In addition to their bans, both Hallam and Alan face criminal damage charges for £10,000, as a result of their use of spray paint on the University’s premises.
The pair maintain that this is an extreme and aggressive reaction to their right to exercise civil disobedience; as promoted by Bishop Desmond Tutu – an alumnus of the institution.
They argue that the temporary chalk spray that was used takes all of “five minutes” to clean.
“In the spirit of taking responsibility for their actions”, the protestors brought buckets, soap and clothes and started to clean the chalk after action took place. However, they were quickly stopped by security staff.
“Our aim was not to cause any permanent damage to the walls. Nothing so spontaneous can happen at King’s it seems”.
Hallam added: “It’s totally soluble. KCL have done a major, publication relations, lying campaign that they normally do when they’re threatened, to make out that there’s hundreds of thousands pounds’ worth of damage”
Divide & Rule
Though eight other individuals participated in the protest, Hallam and Alan say that they were deliberately targeted.
“In the great imperialist British tradition of divide and rule, the two likely ring leaders, including myself, were separated off from the rest of the decorators and given special treatment,” said Hallam.
“I feel let down by the University. It seems as if they are trying to demonise us for what we are doing, when in actual fact, this is something that’s going to benefit the university and other people” said Alan.
He continued: “This has made it harder for me do work because I have not been able to use the university’s facilities to undertake research”.
“I hope that the decision will be reversed to enable me to continue my studies but I don’t have much faith that this will happen”.
Hallam echoed his peer’s sentiment: “I’m really upset but I totally expect it because Kings aren’t really open to reasonable argument and haven’t been for years”.
“Some students have kindly created a petition to call for end to my suspension so that I can continue to do my work and research at Kings College. In the mean time I will challenge my ban in the next few days”.
Alan is currently overseas and faces being stopped under the Terrorism Act, Section 7, as a result of the charges.
He hopes that “the protest will draw attention to the cause, securing a commitment from KCL to accept their responsibilities as an institution educating minds of the future, and divest from all fossil fuels”.

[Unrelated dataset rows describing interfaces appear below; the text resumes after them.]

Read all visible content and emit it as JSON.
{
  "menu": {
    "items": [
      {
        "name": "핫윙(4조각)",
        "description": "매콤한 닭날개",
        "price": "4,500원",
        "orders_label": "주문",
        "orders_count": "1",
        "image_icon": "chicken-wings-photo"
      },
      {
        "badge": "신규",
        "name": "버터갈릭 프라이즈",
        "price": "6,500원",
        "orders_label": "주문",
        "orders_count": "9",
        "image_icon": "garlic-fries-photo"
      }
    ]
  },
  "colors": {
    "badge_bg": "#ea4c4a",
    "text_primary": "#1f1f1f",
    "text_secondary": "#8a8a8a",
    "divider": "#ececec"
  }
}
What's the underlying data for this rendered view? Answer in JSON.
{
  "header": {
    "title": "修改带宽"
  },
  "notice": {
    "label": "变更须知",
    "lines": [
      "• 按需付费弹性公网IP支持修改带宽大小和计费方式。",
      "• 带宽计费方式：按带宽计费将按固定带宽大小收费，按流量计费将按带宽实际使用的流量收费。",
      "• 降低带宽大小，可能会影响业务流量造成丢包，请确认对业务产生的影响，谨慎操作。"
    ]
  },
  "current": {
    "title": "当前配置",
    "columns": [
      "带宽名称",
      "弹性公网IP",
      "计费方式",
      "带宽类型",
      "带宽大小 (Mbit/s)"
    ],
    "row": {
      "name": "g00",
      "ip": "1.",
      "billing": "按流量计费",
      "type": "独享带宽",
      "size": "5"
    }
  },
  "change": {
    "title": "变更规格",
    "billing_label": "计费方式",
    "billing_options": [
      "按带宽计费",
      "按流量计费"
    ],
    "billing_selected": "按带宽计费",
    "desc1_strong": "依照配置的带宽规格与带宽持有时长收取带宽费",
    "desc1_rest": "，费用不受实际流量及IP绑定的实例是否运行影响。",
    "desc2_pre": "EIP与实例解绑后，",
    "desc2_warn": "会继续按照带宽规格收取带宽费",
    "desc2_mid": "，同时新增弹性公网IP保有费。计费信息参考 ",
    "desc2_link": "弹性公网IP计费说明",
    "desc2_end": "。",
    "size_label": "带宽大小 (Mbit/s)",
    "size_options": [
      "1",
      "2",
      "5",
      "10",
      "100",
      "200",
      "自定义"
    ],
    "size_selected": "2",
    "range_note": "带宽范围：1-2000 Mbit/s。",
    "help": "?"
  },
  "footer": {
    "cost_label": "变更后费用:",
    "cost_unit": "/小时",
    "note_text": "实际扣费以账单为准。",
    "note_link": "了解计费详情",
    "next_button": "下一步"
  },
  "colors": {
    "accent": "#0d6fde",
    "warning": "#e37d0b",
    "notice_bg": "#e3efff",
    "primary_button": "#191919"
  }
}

Student activist Luke Harwood made the following statement on the matter: “The fact that institutions such as KCL are content to happily risk the fate of humanity for a profitable investment is beyond contemptible. When they seem so obviously unwilling to divest the only option is to escalate our message.”
The pair have received messages of support from and are working with Greenpeace, the Green party, people and planet and others.
Hallam reflects: “The people that run the show are in the hands of the corporate elite. BP, Shell and all these guys that run the university don’t live in the same world as the rest of us”.
When contacted for a statement, a spokesperson from Kings offered the following: "Work to repair the damage on surfaces including Portland stone - a porous limestone - will cost tens of thousands of pounds. It is a Grade 1 listed building and we have had to consult specialists about how best to remove the graffiti without causing further damage to the 200-year old stone work".
“The Student Conduct and Appeals process is now underway, therefore it is not appropriate to comment further”.